But what happened to the protests that were supposed to happen yesterday, that was supposed to include Walmart employees? The protests were arranged in conjunction with United Food and Commercial Worker’s Union, as an effort to bring attention to the number of employees making less than $10 per hour, as well as the issue of affordability of health care benefits and workers being given more schedules short of full-time.
The Bee quotes a Walmart spokesperson:
In response to the UFCW’s planned protests, Simon added, “Only 26 protests occurred at stores last night and many of them did not include any Walmart associates.” In addition, the company did not experience the walk-offs that were promised by the UFCW. “We estimate that less than 50 associates participated in the protest nationwide. In fact, this year, roughly the same number of associates missed their scheduled shift as last year,” Simon said.
One employee of a Los Angeles-area Walmart explains the ways in which Walmart’s policies negatively impact his life, and how it only seems to get worse. CNN Money quotes 28 year-old Dan Hindman:
Hindman, who says he makes $9.80 an hour and works a varied schedule, says he is speaking out because “How they treat us isn’t fair.” Next year, he says that his insurance premiums, about $106 every two weeks, will increase by more than one-third. At the same time, Wal-Mart is cutting back its contributions.
“I can’t spend Christmas with my four-year-old son. Now it’s Thanksgiving.

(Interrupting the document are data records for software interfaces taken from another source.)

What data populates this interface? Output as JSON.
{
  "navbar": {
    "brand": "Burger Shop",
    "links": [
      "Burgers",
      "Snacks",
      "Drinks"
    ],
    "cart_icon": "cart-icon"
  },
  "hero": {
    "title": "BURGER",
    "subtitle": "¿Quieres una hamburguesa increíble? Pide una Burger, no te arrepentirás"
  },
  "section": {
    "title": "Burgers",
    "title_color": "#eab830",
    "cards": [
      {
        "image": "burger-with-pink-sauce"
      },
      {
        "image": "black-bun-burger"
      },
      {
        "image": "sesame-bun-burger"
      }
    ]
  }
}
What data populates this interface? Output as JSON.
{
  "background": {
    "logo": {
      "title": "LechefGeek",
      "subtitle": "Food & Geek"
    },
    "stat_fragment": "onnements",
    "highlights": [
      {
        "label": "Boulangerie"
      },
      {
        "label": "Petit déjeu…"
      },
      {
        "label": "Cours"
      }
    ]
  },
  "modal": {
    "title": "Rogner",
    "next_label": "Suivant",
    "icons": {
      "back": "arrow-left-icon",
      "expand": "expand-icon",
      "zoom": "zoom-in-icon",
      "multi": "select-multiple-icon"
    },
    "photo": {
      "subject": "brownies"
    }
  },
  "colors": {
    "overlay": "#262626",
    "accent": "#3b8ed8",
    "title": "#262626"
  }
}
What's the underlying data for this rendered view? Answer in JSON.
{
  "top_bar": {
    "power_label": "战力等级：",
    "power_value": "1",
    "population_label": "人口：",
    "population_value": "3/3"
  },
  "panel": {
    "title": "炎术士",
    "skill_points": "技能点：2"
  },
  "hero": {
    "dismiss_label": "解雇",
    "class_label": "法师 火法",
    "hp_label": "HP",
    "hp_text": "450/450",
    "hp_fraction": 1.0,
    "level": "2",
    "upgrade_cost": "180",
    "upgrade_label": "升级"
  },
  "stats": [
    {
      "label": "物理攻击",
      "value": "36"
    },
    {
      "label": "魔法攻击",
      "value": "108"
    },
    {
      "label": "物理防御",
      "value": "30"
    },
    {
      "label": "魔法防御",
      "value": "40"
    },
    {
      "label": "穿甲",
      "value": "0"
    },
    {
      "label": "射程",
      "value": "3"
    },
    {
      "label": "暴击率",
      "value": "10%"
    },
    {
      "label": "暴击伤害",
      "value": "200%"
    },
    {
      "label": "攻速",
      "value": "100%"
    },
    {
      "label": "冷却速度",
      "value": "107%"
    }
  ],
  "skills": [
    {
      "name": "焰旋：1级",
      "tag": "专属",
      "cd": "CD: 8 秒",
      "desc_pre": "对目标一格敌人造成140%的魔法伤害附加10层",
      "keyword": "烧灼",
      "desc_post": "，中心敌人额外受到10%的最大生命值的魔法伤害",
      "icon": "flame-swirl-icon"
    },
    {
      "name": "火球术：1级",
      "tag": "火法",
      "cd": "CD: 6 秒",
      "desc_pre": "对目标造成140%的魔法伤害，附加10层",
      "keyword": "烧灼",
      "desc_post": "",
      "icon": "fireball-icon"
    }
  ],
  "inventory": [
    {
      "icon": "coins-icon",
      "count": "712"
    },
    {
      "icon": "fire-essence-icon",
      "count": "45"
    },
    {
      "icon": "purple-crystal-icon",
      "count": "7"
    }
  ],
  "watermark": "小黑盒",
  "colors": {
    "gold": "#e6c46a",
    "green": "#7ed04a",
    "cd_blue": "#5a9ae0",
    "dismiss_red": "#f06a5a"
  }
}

I thought when I was hired that there was a future with Wal-Mart,” he says. “The community needs to know what is going on. Wal-Mart is part of the community.”
Even so, Hindman says his hours for next week already have been cut back significantly, which he believes is retaliation for speaking out.
In that case, a man making $9.80 per hour, working 40 hours per week makes approximately $1500 per month, paying out about $216 per month for insurance. Put into perspective with how much money Walmart made in their best Black Friday ever, it’s not hard to imagine why the Walmart employees and their supporters are deeply troubled and want change.
So what do you think went wrong, and what needs to change so that Walmart can continue to be profitable (and therefore provide all those jobs, which are necessary) while providing a fair living wage for its employees?
Should more of the employees have walked out, risking their jobs, in order to make change?
AP Photo/Nick Ut